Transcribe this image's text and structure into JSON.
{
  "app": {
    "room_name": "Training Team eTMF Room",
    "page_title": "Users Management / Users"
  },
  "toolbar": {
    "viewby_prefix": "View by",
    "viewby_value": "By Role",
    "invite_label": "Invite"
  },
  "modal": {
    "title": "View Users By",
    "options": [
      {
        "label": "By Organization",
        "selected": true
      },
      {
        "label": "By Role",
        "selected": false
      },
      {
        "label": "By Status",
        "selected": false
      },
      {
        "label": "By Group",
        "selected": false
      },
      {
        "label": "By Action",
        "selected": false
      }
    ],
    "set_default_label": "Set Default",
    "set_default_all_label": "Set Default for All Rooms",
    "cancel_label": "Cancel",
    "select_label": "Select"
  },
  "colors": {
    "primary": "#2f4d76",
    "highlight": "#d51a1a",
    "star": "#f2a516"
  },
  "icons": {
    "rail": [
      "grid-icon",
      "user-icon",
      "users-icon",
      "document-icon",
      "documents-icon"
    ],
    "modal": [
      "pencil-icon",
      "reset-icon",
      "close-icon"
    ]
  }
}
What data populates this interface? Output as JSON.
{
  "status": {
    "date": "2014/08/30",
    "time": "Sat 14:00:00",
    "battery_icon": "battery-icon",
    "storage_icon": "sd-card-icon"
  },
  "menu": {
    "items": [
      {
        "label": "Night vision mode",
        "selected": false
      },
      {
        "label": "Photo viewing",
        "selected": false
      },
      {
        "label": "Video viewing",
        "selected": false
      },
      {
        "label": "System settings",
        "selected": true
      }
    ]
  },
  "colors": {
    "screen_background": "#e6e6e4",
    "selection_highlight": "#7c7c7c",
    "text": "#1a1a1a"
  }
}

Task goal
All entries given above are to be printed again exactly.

Task solution
Transcribe this image's text and structure into JSON.
{
  "app": {
    "room_name": "Training Team eTMF Room",
    "page_title": "Users Management / Users"
  },
  "toolbar": {
    "viewby_prefix": "View by",
    "viewby_value": "By Role",
    "invite_label": "Invite"
  },
  "modal": {
    "title": "View Users By",
    "options": [
      {
        "label": "By Organization",
        "selected": true
      },
      {
        "label": "By Role",
        "selected": false
      },
      {
        "label": "By Status",
        "selected": false
      },
      {
        "label": "By Group",
        "selected": false
      },
      {
        "label": "By Action",
        "selected": false
      }
    ],
    "set_default_label": "Set Default",
    "set_default_all_label": "Set Default for All Rooms",
    "cancel_label": "Cancel",
    "select_label": "Select"
  },
  "colors": {
    "primary": "#2f4d76",
    "highlight": "#d51a1a",
    "star": "#f2a516"
  },
  "icons": {
    "rail": [
      "grid-icon",
      "user-icon",
      "users-icon",
      "document-icon",
      "documents-icon"
    ],
    "modal": [
      "pencil-icon",
      "reset-icon",
      "close-icon"
    ]
  }
}
What data populates this interface? Output as JSON.
{
  "status": {
    "date": "2014/08/30",
    "time": "Sat 14:00:00",
    "battery_icon": "battery-icon",
    "storage_icon": "sd-card-icon"
  },
  "menu": {
    "items": [
      {
        "label": "Night vision mode",
        "selected": false
      },
      {
        "label": "Photo viewing",
        "selected": false
      },
      {
        "label": "Video viewing",
        "selected": false
      },
      {
        "label": "System settings",
        "selected": true
      }
    ]
  },
  "colors": {
    "screen_background": "#e6e6e4",
    "selection_highlight": "#7c7c7c",
    "text": "#1a1a1a"
  }
}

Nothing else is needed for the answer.